DATA RECORDS Start Marker

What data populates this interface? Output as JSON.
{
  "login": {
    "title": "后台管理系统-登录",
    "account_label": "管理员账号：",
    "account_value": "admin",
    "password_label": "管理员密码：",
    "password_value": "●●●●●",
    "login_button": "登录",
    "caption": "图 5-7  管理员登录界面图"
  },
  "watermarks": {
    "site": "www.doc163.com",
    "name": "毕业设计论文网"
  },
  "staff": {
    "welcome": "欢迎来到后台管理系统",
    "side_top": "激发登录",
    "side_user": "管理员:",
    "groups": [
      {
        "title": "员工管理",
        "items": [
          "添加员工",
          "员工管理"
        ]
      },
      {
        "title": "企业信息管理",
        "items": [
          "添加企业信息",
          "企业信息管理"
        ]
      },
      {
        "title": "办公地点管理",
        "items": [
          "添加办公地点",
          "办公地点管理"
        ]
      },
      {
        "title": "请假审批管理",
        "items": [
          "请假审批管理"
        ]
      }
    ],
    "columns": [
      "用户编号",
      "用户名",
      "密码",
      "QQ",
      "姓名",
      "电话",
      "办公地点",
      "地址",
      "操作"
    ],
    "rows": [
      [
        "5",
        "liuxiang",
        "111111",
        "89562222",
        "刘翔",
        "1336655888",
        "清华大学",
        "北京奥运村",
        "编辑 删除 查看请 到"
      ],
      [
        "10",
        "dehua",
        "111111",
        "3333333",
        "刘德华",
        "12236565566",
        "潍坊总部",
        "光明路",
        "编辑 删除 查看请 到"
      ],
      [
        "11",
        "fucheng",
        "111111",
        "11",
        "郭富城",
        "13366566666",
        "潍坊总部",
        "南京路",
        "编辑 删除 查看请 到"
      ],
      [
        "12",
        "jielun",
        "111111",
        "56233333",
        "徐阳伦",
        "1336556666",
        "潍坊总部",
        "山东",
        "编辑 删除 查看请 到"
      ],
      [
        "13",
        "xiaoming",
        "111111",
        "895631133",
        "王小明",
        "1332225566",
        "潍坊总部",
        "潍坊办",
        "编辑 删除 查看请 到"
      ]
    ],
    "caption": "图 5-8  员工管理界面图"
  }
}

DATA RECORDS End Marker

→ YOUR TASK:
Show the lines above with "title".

→ RESULT BELOW:
    "title": "后台管理系统-登录",
        "title": "员工管理",
        "title": "企业信息管理",
        "title": "办公地点管理",
        "title": "请假审批管理",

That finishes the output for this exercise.